→ **What you should do**:
Gather every line of the entries that includes the word "username".

→ **Records to use**:
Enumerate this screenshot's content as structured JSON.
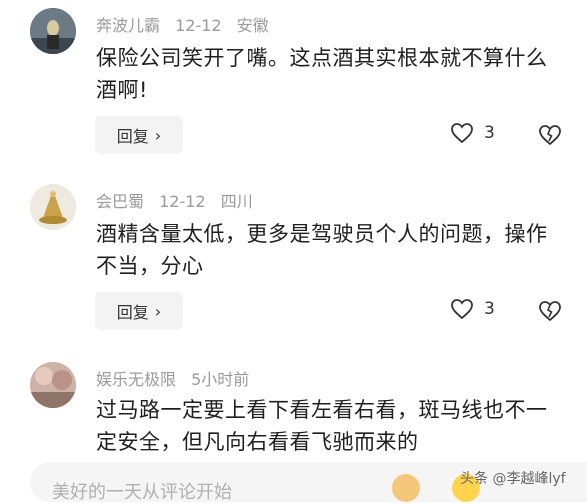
{
  "comments": [
    {
      "username": "奔波儿霸",
      "date": "12-12",
      "location": "安徽",
      "text": "保险公司笑开了嘴。这点酒其实根本就不算什么酒啊!",
      "reply_label": "回复",
      "likes": "3"
    },
    {
      "username": "会巴蜀",
      "date": "12-12",
      "location": "四川",
      "text": "酒精含量太低，更多是驾驶员个人的问题，操作不当，分心",
      "reply_label": "回复",
      "likes": "3"
    },
    {
      "username": "娱乐无极限",
      "date": "5小时前",
      "text": "过马路一定要上看下看左看右看，斑马线也不一定安全，但凡向右看看飞驰而来的"
    }
  ],
  "input": {
    "placeholder": "美好的一天从评论开始"
  },
  "watermark": "头条 @李越峰lyf",
  "icons": {
    "like": "heart-icon",
    "dislike": "broken-heart-icon",
    "reply_chevron": "chevron-right-icon"
  }
}
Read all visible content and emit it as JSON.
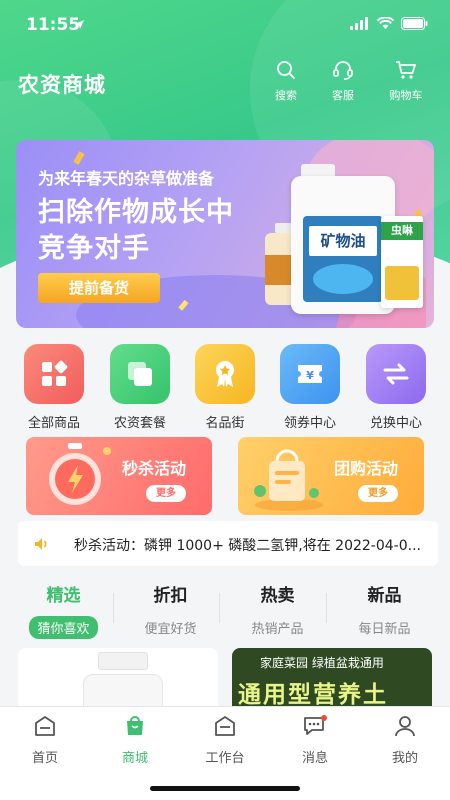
{
  "status_bar": {
    "time": "11:55"
  },
  "header": {
    "title": "农资商城",
    "actions": [
      {
        "label": "搜索",
        "icon": "search-icon"
      },
      {
        "label": "客服",
        "icon": "headset-icon"
      },
      {
        "label": "购物车",
        "icon": "cart-icon"
      }
    ]
  },
  "banner": {
    "subtitle": "为来年春天的杂草做准备",
    "headline_line1": "扫除作物成长中",
    "headline_line2": "竞争对手",
    "cta": "提前备货",
    "product_label_main": "矿物油",
    "product_label_side": "虫啉"
  },
  "categories": [
    {
      "label": "全部商品",
      "icon": "grid-icon",
      "color": "#f6716a"
    },
    {
      "label": "农资套餐",
      "icon": "package-icon",
      "color": "#4fd27a"
    },
    {
      "label": "名品街",
      "icon": "award-icon",
      "color": "#f9c233"
    },
    {
      "label": "领券中心",
      "icon": "coupon-icon",
      "color": "#4ea8f5"
    },
    {
      "label": "兑换中心",
      "icon": "exchange-icon",
      "color": "#a57ef5"
    }
  ],
  "promos": [
    {
      "title": "秒杀活动",
      "more": "更多",
      "icon": "stopwatch-icon"
    },
    {
      "title": "团购活动",
      "more": "更多",
      "icon": "shopping-bag-icon"
    }
  ],
  "notice": {
    "text": "秒杀活动：磷钾 1000+ 磷酸二氢钾,将在 2022-04-0..."
  },
  "tabs": [
    {
      "title": "精选",
      "subtitle": "猜你喜欢"
    },
    {
      "title": "折扣",
      "subtitle": "便宜好货"
    },
    {
      "title": "热卖",
      "subtitle": "热销产品"
    },
    {
      "title": "新品",
      "subtitle": "每日新品"
    }
  ],
  "product_cards": {
    "right_line1": "家庭菜园 绿植盆栽通用",
    "right_line2": "通用型营养土"
  },
  "tabbar": [
    {
      "label": "首页",
      "icon": "home-icon"
    },
    {
      "label": "商城",
      "icon": "shop-bag-icon"
    },
    {
      "label": "工作台",
      "icon": "workbench-icon"
    },
    {
      "label": "消息",
      "icon": "message-icon"
    },
    {
      "label": "我的",
      "icon": "profile-icon"
    }
  ],
  "colors": {
    "brand_green": "#3fbf6f",
    "header_green": "#4fd78b"
  }
}
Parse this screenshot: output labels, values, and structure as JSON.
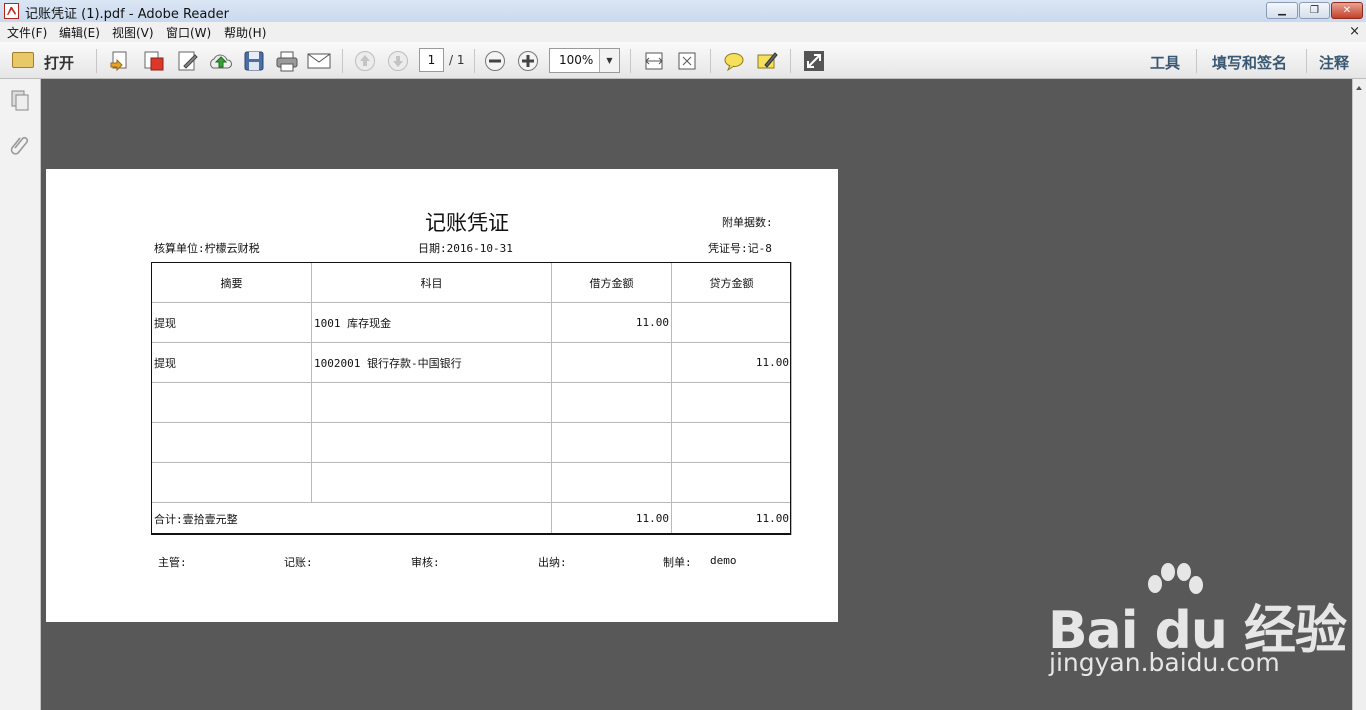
{
  "window": {
    "title": "记账凭证 (1).pdf - Adobe Reader",
    "minimize": "▁",
    "maximize": "❐",
    "close": "✕"
  },
  "menu": {
    "items": [
      "文件(F)",
      "编辑(E)",
      "视图(V)",
      "窗口(W)",
      "帮助(H)"
    ],
    "close_x": "×"
  },
  "toolbar": {
    "open_label": "打开",
    "page_current": "1",
    "page_total": "/ 1",
    "zoom": "100%",
    "zoom_arrow": "▼",
    "minus": "−",
    "plus": "+",
    "tools": "工具",
    "fill_sign": "填写和签名",
    "comment": "注释"
  },
  "voucher": {
    "title": "记账凭证",
    "attachments": "附单据数:",
    "unit": "核算单位:柠檬云财税",
    "date": "日期:2016-10-31",
    "number": "凭证号:记-8",
    "headers": [
      "摘要",
      "科目",
      "借方金额",
      "贷方金额"
    ],
    "rows": [
      {
        "summary": "提现",
        "account": "1001 库存现金",
        "debit": "11.00",
        "credit": ""
      },
      {
        "summary": "提现",
        "account": "1002001 银行存款-中国银行",
        "debit": "",
        "credit": "11.00"
      },
      {
        "summary": "",
        "account": "",
        "debit": "",
        "credit": ""
      },
      {
        "summary": "",
        "account": "",
        "debit": "",
        "credit": ""
      },
      {
        "summary": "",
        "account": "",
        "debit": "",
        "credit": ""
      }
    ],
    "total_label": "合计:壹拾壹元整",
    "total_debit": "11.00",
    "total_credit": "11.00",
    "footer": {
      "supervisor": "主管:",
      "bookkeeper": "记账:",
      "reviewer": "审核:",
      "cashier": "出纳:",
      "preparer_label": "制单:",
      "preparer": "demo"
    }
  },
  "watermark": {
    "brand": "Bai du 经验",
    "url": "jingyan.baidu.com"
  }
}
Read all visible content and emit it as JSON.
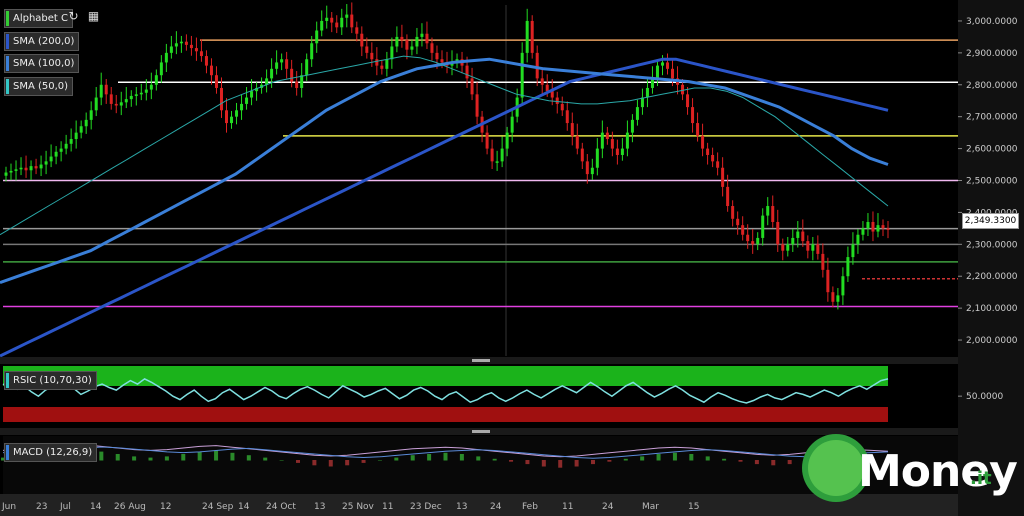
{
  "legend": [
    {
      "label": "Alphabet C",
      "color": "#33cc33"
    },
    {
      "label": "SMA (200,0)",
      "color": "#2b55c8"
    },
    {
      "label": "SMA (100,0)",
      "color": "#3a7fd8"
    },
    {
      "label": "SMA (50,0)",
      "color": "#33c6c6"
    }
  ],
  "indicators": {
    "rsi_label": "RSIC (10,70,30)",
    "rsi_tick": "50.0000",
    "macd_label": "MACD (12,26,9)"
  },
  "last_price": "2,349.3300",
  "watermark": {
    "text": "Money",
    "suffix": ".it"
  },
  "chart_data": {
    "type": "candlestick",
    "ylim": [
      1950000,
      3050000
    ],
    "y_ticks": [
      "3,000.0000",
      "2,900.0000",
      "2,800.0000",
      "2,700.0000",
      "2,600.0000",
      "2,500.0000",
      "2,400.0000",
      "2,300.0000",
      "2,200.0000",
      "2,100.0000",
      "2,000.0000"
    ],
    "y_tick_values": [
      3000000,
      2900000,
      2800000,
      2700000,
      2600000,
      2500000,
      2400000,
      2300000,
      2200000,
      2100000,
      2000000
    ],
    "x_ticks": [
      "Jun",
      "23",
      "Jul",
      "14",
      "26 Aug",
      "12",
      "24 Sep",
      "14",
      "24 Oct",
      "13",
      "25 Nov",
      "11",
      "23 Dec",
      "13",
      "24",
      "Feb",
      "11",
      "24",
      "Mar",
      "15"
    ],
    "horizontal_levels": [
      {
        "value": 2940000,
        "color": "#e8a060"
      },
      {
        "value": 2808000,
        "color": "#ffffff"
      },
      {
        "value": 2640000,
        "color": "#e6e64a"
      },
      {
        "value": 2500000,
        "color": "#f0b8f0"
      },
      {
        "value": 2349330,
        "color": "#999999"
      },
      {
        "value": 2300000,
        "color": "#777777"
      },
      {
        "value": 2245000,
        "color": "#3fa03f"
      },
      {
        "value": 2192000,
        "color": "#cc3333",
        "dashed": true
      },
      {
        "value": 2105000,
        "color": "#e040e0"
      }
    ],
    "close": [
      2525000,
      2530000,
      2535000,
      2540000,
      2532000,
      2545000,
      2538000,
      2550000,
      2560000,
      2575000,
      2590000,
      2600000,
      2615000,
      2630000,
      2650000,
      2670000,
      2690000,
      2720000,
      2760000,
      2800000,
      2770000,
      2740000,
      2735000,
      2745000,
      2755000,
      2765000,
      2770000,
      2775000,
      2785000,
      2800000,
      2830000,
      2870000,
      2900000,
      2920000,
      2930000,
      2935000,
      2925000,
      2915000,
      2905000,
      2890000,
      2860000,
      2830000,
      2790000,
      2720000,
      2680000,
      2700000,
      2720000,
      2740000,
      2760000,
      2780000,
      2790000,
      2800000,
      2820000,
      2850000,
      2870000,
      2880000,
      2850000,
      2810000,
      2790000,
      2830000,
      2880000,
      2930000,
      2970000,
      3000000,
      3010000,
      2995000,
      2980000,
      3010000,
      3020000,
      2980000,
      2960000,
      2920000,
      2900000,
      2880000,
      2860000,
      2850000,
      2880000,
      2920000,
      2950000,
      2940000,
      2910000,
      2920000,
      2950000,
      2960000,
      2930000,
      2900000,
      2880000,
      2870000,
      2860000,
      2870000,
      2880000,
      2860000,
      2820000,
      2770000,
      2700000,
      2650000,
      2600000,
      2560000,
      2560000,
      2600000,
      2650000,
      2700000,
      2760000,
      2900000,
      3000000,
      2900000,
      2820000,
      2800000,
      2780000,
      2760000,
      2740000,
      2720000,
      2680000,
      2640000,
      2600000,
      2560000,
      2520000,
      2540000,
      2600000,
      2650000,
      2630000,
      2600000,
      2580000,
      2600000,
      2650000,
      2690000,
      2730000,
      2760000,
      2790000,
      2820000,
      2860000,
      2870000,
      2850000,
      2820000,
      2800000,
      2770000,
      2730000,
      2680000,
      2640000,
      2600000,
      2580000,
      2560000,
      2540000,
      2480000,
      2420000,
      2380000,
      2360000,
      2330000,
      2310000,
      2300000,
      2320000,
      2390000,
      2420000,
      2370000,
      2300000,
      2280000,
      2300000,
      2320000,
      2340000,
      2310000,
      2280000,
      2300000,
      2270000,
      2220000,
      2150000,
      2120000,
      2140000,
      2200000,
      2260000,
      2300000,
      2330000,
      2350000,
      2370000,
      2340000,
      2360000,
      2350000,
      2349330
    ],
    "series": [
      {
        "name": "SMA (200,0)",
        "color": "#2b55c8",
        "values": [
          1950000,
          1970000,
          1990000,
          2010000,
          2030000,
          2050000,
          2070000,
          2090000,
          2110000,
          2130000,
          2150000,
          2170000,
          2190000,
          2210000,
          2230000,
          2250000,
          2270000,
          2290000,
          2310000,
          2330000,
          2350000,
          2370000,
          2390000,
          2410000,
          2430000,
          2450000,
          2470000,
          2490000,
          2510000,
          2530000,
          2550000,
          2570000,
          2590000,
          2610000,
          2630000,
          2650000,
          2670000,
          2690000,
          2710000,
          2730000,
          2750000,
          2770000,
          2790000,
          2810000,
          2820000,
          2830000,
          2840000,
          2850000,
          2860000,
          2870000,
          2880000,
          2880000,
          2870000,
          2860000,
          2850000,
          2840000,
          2830000,
          2820000,
          2810000,
          2800000,
          2790000,
          2780000,
          2770000,
          2760000,
          2750000,
          2740000,
          2730000,
          2720000
        ]
      },
      {
        "name": "SMA (100,0)",
        "color": "#3a7fd8",
        "values": [
          2180000,
          2200000,
          2220000,
          2240000,
          2260000,
          2280000,
          2310000,
          2340000,
          2370000,
          2400000,
          2430000,
          2460000,
          2490000,
          2520000,
          2560000,
          2600000,
          2640000,
          2680000,
          2720000,
          2750000,
          2780000,
          2810000,
          2830000,
          2850000,
          2860000,
          2870000,
          2875000,
          2880000,
          2870000,
          2860000,
          2850000,
          2845000,
          2840000,
          2835000,
          2830000,
          2825000,
          2820000,
          2815000,
          2810000,
          2800000,
          2790000,
          2770000,
          2750000,
          2730000,
          2700000,
          2670000,
          2640000,
          2600000,
          2570000,
          2550000
        ]
      },
      {
        "name": "SMA (50,0)",
        "color": "#2aa8a8",
        "values": [
          2330000,
          2360000,
          2390000,
          2420000,
          2450000,
          2480000,
          2510000,
          2540000,
          2570000,
          2600000,
          2630000,
          2660000,
          2690000,
          2720000,
          2750000,
          2770000,
          2790000,
          2810000,
          2820000,
          2830000,
          2840000,
          2850000,
          2860000,
          2870000,
          2880000,
          2890000,
          2885000,
          2870000,
          2850000,
          2830000,
          2810000,
          2790000,
          2770000,
          2760000,
          2750000,
          2745000,
          2740000,
          2740000,
          2745000,
          2750000,
          2760000,
          2770000,
          2780000,
          2790000,
          2790000,
          2780000,
          2760000,
          2730000,
          2700000,
          2660000,
          2620000,
          2580000,
          2540000,
          2500000,
          2460000,
          2420000
        ]
      }
    ],
    "rsi": {
      "overbought": 70,
      "oversold": 30,
      "values": [
        64,
        60,
        58,
        62,
        55,
        50,
        57,
        61,
        66,
        63,
        59,
        52,
        56,
        61,
        64,
        60,
        57,
        63,
        68,
        64,
        70,
        66,
        61,
        56,
        50,
        46,
        52,
        57,
        50,
        44,
        47,
        54,
        58,
        52,
        46,
        50,
        55,
        60,
        56,
        50,
        47,
        53,
        58,
        61,
        57,
        52,
        48,
        55,
        62,
        58,
        54,
        49,
        52,
        56,
        59,
        53,
        47,
        51,
        57,
        60,
        56,
        50,
        46,
        52,
        55,
        49,
        43,
        46,
        51,
        54,
        48,
        44,
        48,
        53,
        57,
        52,
        48,
        53,
        58,
        62,
        58,
        54,
        60,
        66,
        61,
        55,
        50,
        56,
        62,
        66,
        60,
        54,
        49,
        53,
        58,
        62,
        57,
        51,
        47,
        43,
        49,
        54,
        51,
        47,
        44,
        42,
        45,
        49,
        52,
        48,
        46,
        50,
        54,
        52,
        49,
        53,
        57,
        54,
        50,
        55,
        59,
        62,
        58,
        63,
        68,
        70
      ]
    },
    "macd": {
      "values": [
        2,
        4,
        6,
        8,
        10,
        9,
        7,
        5,
        3,
        2,
        3,
        5,
        7,
        8,
        6,
        4,
        2,
        0,
        -2,
        -4,
        -5,
        -4,
        -2,
        0,
        2,
        4,
        5,
        6,
        5,
        3,
        1,
        -1,
        -3,
        -5,
        -6,
        -5,
        -3,
        -1,
        1,
        3,
        5,
        6,
        5,
        3,
        1,
        -1,
        -3,
        -4,
        -3,
        -1,
        1,
        2,
        3,
        2,
        1
      ]
    }
  }
}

→ **Answer to the problem**:
      "username": "奔波儿霸",
      "username": "会巴蜀",
      "username": "娱乐无极限",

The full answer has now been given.